Jill Durocher

Comparing Mortality Risk of Induced Abortion With Mortality Risk of Staying Pregnant

November 1st, 2023
Abortion, general
Stevenson AJ, Raymond EG, Grossman D

Contraception; November 2023; Vol. 127; 110150; doi:

Objectives: We aimed to directly compare the mortality risk of induced abortion with the mortality risk of staying pregnant. Prior work has compared the mortality risk of abortion with the mortality risk of delivery, but this excludes deaths during pregnancy and postpartum and thus understates the counterfactual mortality risk.

Methods: Using US statistics on pregnancy-related mortality (2013–2017), maternal mortality (2020), births, fetal deaths, and induced abortions, we constructed multiple decrement pregnancy life tables by week of gestation and cause-deleted pregnancy life tables to simulate risks in the absence of induced abortion. For each year, we constructed life tables under a wide but plausible range of assumptions (weekly miscarriage probabilities, fetal death underreporting, timing of pregnancy-related deaths during pregnancy, and distributions of induced abortion within reported gestational week ranges). For each set of assumptions, we used the cause-deleted life table to calculate the risk of dying due to staying pregnant at each week of gestation; the risk of dying due to staying pregnant rather than having an abortion is the average of the weekly risk, weighted by weekly induced abortions. We expressed this risk as a multiple of the risk of dying due to having an abortion between 2013 and 2019, 0.43 deaths/100,000 abortions.

Results: In 2020, staying pregnant was 35–39 times deadlier than induced abortion.
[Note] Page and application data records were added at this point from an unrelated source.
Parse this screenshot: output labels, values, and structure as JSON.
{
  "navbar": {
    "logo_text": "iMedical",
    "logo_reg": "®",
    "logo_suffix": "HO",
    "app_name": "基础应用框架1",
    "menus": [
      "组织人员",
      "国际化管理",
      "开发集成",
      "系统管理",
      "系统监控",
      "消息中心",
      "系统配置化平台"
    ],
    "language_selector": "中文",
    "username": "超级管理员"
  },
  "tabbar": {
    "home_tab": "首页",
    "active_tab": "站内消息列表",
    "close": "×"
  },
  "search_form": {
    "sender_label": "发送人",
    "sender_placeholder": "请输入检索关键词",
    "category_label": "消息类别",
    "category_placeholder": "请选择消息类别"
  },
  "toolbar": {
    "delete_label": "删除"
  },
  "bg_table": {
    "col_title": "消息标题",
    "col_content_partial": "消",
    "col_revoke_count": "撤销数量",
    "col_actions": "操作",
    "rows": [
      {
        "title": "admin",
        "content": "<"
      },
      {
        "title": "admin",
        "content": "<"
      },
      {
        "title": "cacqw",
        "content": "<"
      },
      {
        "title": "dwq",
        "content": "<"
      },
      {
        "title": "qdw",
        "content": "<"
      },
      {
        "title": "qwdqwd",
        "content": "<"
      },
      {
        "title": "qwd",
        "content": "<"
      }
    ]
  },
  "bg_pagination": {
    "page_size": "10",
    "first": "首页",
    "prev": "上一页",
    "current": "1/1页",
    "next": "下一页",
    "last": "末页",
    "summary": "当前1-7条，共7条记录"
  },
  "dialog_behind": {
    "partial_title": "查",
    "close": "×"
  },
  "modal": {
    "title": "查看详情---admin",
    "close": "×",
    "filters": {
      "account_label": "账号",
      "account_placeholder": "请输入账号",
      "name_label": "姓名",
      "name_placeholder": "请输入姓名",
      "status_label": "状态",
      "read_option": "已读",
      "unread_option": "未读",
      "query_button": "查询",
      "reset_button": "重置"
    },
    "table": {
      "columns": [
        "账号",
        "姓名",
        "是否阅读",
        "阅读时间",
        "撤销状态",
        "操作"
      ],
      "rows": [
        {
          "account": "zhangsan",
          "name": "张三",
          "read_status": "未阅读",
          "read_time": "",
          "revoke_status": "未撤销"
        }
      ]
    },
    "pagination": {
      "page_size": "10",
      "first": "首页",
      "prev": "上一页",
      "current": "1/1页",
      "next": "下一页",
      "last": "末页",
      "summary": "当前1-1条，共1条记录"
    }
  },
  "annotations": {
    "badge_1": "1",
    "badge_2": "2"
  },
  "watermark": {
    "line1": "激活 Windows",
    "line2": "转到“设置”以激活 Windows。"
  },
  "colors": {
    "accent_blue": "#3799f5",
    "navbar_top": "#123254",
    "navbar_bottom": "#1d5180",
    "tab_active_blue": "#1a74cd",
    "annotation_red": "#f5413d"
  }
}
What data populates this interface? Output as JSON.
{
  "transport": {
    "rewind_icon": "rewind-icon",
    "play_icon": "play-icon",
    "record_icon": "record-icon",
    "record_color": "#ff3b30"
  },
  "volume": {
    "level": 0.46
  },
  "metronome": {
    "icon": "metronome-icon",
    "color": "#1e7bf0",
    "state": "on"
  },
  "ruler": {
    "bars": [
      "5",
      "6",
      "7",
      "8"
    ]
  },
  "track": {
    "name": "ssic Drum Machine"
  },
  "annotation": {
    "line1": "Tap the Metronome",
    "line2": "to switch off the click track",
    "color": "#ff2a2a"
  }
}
During 2013–2017, staying pregnant was 32–35 times deadlier than induced abortion.

Conclusions: Induced abortion is much safer than staying pregnant and denying wanted abortions forcibly exposes pregnant people to higher risk of mortality.